Comey: FBI probing links between Russia, Trump associates
By EILEEN SULLIVAN and ERIC TUCKER
WASHINGTON (AP) -- FBI Director James Comey confirmed Monday that the bureau is investigating possible links and coordination between Russia and associates of President Donald Trump as part of a broader probe of Russian interference in last year's presidential election.
The extraordinary revelation came at the outset of Comey's opening statement in a congressional hearing examining Russian meddling and possible connections between Moscow and Trump's campaign. He acknowledged that the FBI does not ordinarily discuss ongoing investigations, but said he'd been authorized to do so given the extreme public interest in this case.
"This work is very complex, and there is no way for me to give you a timetable for when it will be done," Comey told the House Intelligence Committee.

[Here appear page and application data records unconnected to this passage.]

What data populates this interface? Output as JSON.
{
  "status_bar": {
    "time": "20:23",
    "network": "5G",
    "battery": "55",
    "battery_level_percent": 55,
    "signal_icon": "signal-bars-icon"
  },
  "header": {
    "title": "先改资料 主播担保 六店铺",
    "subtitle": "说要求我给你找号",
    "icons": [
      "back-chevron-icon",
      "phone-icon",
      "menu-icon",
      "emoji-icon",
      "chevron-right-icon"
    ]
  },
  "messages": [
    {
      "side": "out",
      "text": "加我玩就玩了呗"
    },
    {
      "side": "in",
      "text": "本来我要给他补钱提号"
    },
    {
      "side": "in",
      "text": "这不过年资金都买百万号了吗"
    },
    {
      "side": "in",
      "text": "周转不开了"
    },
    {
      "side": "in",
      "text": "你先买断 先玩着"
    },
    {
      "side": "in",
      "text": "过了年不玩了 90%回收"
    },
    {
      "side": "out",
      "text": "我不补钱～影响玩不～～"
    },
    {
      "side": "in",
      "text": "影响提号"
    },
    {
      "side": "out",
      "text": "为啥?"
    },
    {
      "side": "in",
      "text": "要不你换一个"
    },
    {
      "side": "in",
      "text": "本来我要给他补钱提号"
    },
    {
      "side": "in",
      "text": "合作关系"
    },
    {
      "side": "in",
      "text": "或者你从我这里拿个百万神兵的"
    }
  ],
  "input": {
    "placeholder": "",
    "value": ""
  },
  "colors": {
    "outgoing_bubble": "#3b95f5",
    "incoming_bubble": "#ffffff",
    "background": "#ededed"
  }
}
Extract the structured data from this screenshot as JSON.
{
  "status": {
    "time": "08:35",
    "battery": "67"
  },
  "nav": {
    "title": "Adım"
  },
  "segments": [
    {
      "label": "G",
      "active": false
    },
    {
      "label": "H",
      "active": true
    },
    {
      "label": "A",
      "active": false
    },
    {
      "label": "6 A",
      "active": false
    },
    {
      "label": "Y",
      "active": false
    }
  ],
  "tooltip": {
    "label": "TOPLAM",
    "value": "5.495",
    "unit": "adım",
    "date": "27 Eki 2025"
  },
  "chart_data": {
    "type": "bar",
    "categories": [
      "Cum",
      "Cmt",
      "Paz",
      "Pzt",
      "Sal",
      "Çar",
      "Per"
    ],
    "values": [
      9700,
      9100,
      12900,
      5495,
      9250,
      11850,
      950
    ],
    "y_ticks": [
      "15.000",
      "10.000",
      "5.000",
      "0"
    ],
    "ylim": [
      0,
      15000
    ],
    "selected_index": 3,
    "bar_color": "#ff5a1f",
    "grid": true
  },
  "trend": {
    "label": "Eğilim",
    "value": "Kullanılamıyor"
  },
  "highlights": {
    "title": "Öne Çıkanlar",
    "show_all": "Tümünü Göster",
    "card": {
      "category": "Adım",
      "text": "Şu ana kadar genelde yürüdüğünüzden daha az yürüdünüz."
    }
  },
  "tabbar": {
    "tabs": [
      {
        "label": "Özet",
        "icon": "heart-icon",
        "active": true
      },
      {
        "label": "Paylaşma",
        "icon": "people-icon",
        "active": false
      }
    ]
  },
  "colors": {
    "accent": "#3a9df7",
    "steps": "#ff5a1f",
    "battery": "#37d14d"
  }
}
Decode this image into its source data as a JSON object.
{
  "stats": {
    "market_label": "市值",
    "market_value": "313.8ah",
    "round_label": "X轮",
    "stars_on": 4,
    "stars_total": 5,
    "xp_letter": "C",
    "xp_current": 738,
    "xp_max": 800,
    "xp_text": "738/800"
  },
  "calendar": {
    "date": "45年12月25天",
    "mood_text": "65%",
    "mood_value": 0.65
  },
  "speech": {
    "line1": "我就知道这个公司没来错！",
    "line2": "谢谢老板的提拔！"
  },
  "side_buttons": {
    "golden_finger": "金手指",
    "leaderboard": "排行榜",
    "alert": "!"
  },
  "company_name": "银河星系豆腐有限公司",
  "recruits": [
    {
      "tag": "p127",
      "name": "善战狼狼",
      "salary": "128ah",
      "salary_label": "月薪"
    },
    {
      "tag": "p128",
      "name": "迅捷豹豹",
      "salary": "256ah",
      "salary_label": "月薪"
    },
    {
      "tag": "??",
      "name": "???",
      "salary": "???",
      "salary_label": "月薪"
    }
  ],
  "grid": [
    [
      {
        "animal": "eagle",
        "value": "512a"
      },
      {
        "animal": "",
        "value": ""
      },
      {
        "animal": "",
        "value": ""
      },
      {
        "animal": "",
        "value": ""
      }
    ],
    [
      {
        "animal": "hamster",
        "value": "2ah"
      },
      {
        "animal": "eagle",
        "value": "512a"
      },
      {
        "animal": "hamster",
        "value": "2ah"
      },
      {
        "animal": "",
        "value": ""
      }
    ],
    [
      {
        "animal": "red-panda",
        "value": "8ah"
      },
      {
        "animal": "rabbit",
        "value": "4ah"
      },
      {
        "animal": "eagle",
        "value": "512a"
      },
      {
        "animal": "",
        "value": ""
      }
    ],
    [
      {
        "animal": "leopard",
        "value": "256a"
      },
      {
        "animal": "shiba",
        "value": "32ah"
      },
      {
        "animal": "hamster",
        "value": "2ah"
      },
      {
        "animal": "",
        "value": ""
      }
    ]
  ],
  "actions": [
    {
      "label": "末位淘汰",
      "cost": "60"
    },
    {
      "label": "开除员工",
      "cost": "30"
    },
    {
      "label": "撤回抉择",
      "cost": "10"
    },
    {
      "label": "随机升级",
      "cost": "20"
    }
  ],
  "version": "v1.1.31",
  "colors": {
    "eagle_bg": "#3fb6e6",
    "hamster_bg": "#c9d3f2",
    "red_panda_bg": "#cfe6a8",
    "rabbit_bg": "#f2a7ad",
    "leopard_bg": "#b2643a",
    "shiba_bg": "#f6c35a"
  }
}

Earlier in the hearing, the chairman of the committee contradicted an assertion from Trump by saying that there had been no wiretap of Trump Tower. But Rep. Devin Nunes, a California Republican whose committee is one of several investigating, said that other forms of surveillance of Trump and his associates have not been ruled out.
Comey was testifying at Monday's hearing along with National Security Agency Director Michael Rogers.
Trump, who recently accused President Barack Obama of wiretapping his New York skyscraper during the campaign, took to Twitter before the hearing began, accusing Democrats of making up allegations about his campaign associates' contact with Russia during the election. He said Congress and the FBI should be going after media leaks and maybe even Hillary Clinton instead.
"The real story that Congress, the FBI and others should be looking into is the leaking of Classified information. Must find leaker now!" Trump tweeted early Monday as news coverage on the Russia allegations dominated the morning's cable news.
Trump also suggested, without evidence, that Clinton's campaign was in contact with Russia and had possibly thwarted a federal investigation. U.S. intelligence officials have not publicly raised the possibility of contacts between the Clintons and Moscow. Officials investigating the matter have said they believe Moscow had hacked into Democrats' computers in a bid to help Trump's election bid.
Monday's hearing, one of several by congressional panels probing allegations of Russian meddling, could allow for the greatest public accounting to date of investigations that have shadowed the Trump administration in its first two months.
The top two lawmakers on the committee said Sunday that documents the Justice Department and FBI delivered late last week offered no evidence that the Obama administration had wiretapped Trump Tower, the president's New York City headquarters. But the panel's ranking Democrat said the material offered circumstantial evidence that American citizens colluded with Russians in Moscow's efforts to interfere in the presidential election.
"There was circumstantial evidence of collusion; there is direct evidence, I think, of deception," Rep. Adam Schiff, D-Calif., said on NBC's "Meet the Press." `'There's certainly enough for us to conduct an investigation."
Nunes said: "For the first time the American people, and all the political parties now, are paying attention to the threat that Russia poses."
"We know that the Russians were trying to get involved in our campaign, like they have for many decades. They're also trying to get involved in campaigns around the globe and over in Europe," he said on "Fox News Sunday."
The Senate Intelligence Committee has scheduled a similar hearing for later in the month.
It is not clear how much new information will emerge Monday, and the hearing's open setting unquestionably puts Comey in a difficult situation if he's asked to discuss an ongoing investigation tied to the campaign of the president.
At a hearing in January, Comey refused to confirm or deny the existence of any investigation exploring possible connections between Trump associates and Russia, consistent with the FBI's longstanding policy of not publicly discussing its work. His appearances on Capitol Hill since then have occurred in classified settings, often with small groups of lawmakers, and he has made no public statements connected to the Trump campaign or Russia.
Any lack of detail from Comey on Monday would likely be contrasted with public comments he made last year when closing out an investigation into Clinton's email practices and then, shortly before Election Day, announcing that the probe would be revived following the discovery of additional emails.